I have a requirement to duplicate an Oracle DB over a WAN to a remote site. The data in that copy of the DB (along with many other databases of various platforms) will then be aggregated into a SQL Server database for reporting purposes.
The requirements are:
- there can be no noticeable performance impact on the primary DB
- the secondary DB must be as close to in sync with the primary as possible (i.e. little or no lag)
- the secondary DB must be readable at all times (precludes max performance physical standby)
- the primary is an 184.108.40.206 RAC database.
- there is already a physical standby at the remote site for DR purposes operating in maximum performance mode and using standby logs.

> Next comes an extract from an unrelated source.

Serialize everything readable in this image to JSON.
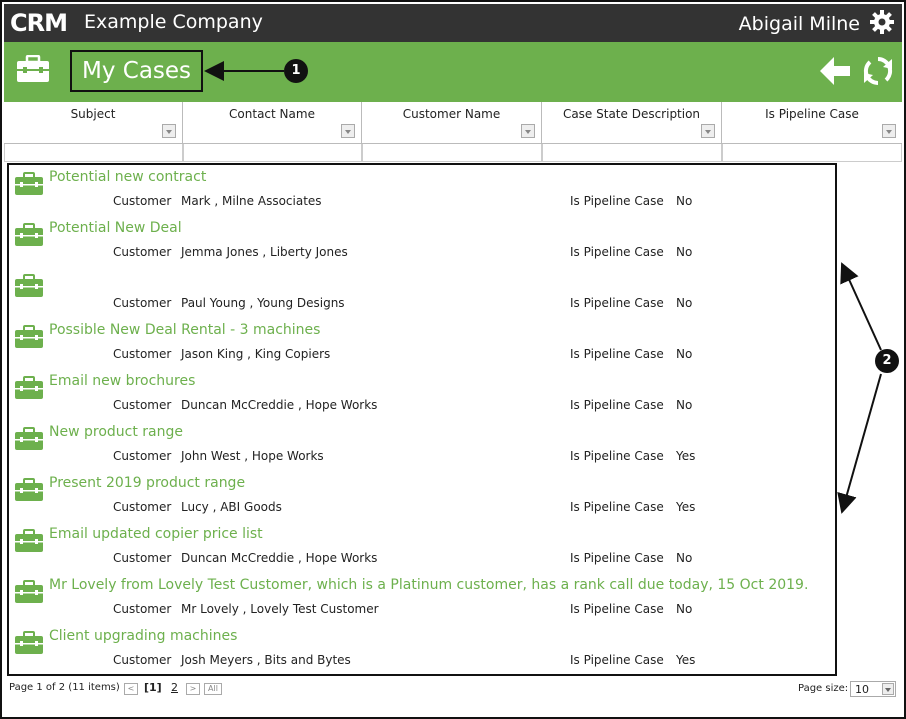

It rarely falls more than 2-3 seconds behind the primary. If this server could be leveraged that would be great, but obviously a physical standby cannot be both readable and up to date.
But on the other side, you don't have to change a thing.... so it is worth the money instead of building up another standby (e.g. logical), which consumes the double disk space/double machine power, special setup and administration etc.etc.....
there is no difference on the primary site between ADG and normal DG. And there is also no difference in shipment of the redo logs.
The apply performance on the standby is minimally slower (< 2%) and only recognizable if you already have problems that the standby keeps up to date. But then again this does not effect your DR.
It only means that a switchover/failover will take minimally longer....
On the other side, there is always headroom to optimize apply performance. See here: